══ ENTRIES SHOWN
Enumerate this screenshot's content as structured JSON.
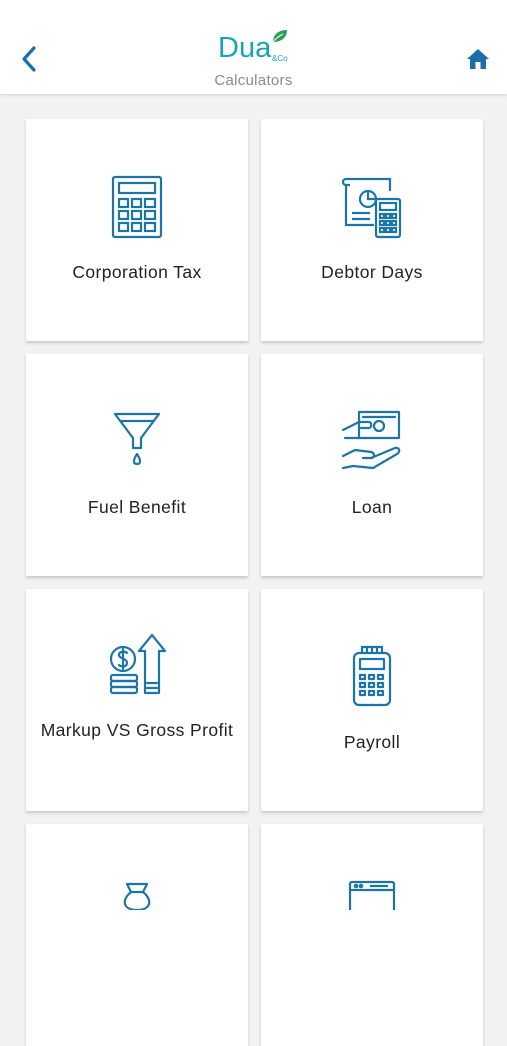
{
  "header": {
    "logo_text": "Dua",
    "logo_suffix": "&Co",
    "title": "Calculators",
    "back_icon": "chevron-left-icon",
    "home_icon": "home-icon"
  },
  "colors": {
    "accent": "#1a6fa8",
    "brand": "#1aa3b5",
    "brand_green": "#2e9d5a",
    "icon_stroke": "#1b75a6"
  },
  "calculators": [
    {
      "label": "Corporation Tax",
      "icon": "calculator-icon"
    },
    {
      "label": "Debtor Days",
      "icon": "invoice-calculator-icon"
    },
    {
      "label": "Fuel Benefit",
      "icon": "funnel-icon"
    },
    {
      "label": "Loan",
      "icon": "hand-cash-icon"
    },
    {
      "label": "Markup VS Gross Profit",
      "icon": "coins-growth-icon"
    },
    {
      "label": "Payroll",
      "icon": "payment-terminal-icon"
    },
    {
      "label": "",
      "icon": "money-bag-icon"
    },
    {
      "label": "",
      "icon": "browser-window-icon"
    }
  ]
}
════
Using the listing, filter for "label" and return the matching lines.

- [EXERCISE RESULT]:
      "label": "Corporation Tax",
      "label": "Debtor Days",
      "label": "Fuel Benefit",
      "label": "Loan",
      "label": "Markup VS Gross Profit",
      "label": "Payroll",
      "label": "",
      "label": "",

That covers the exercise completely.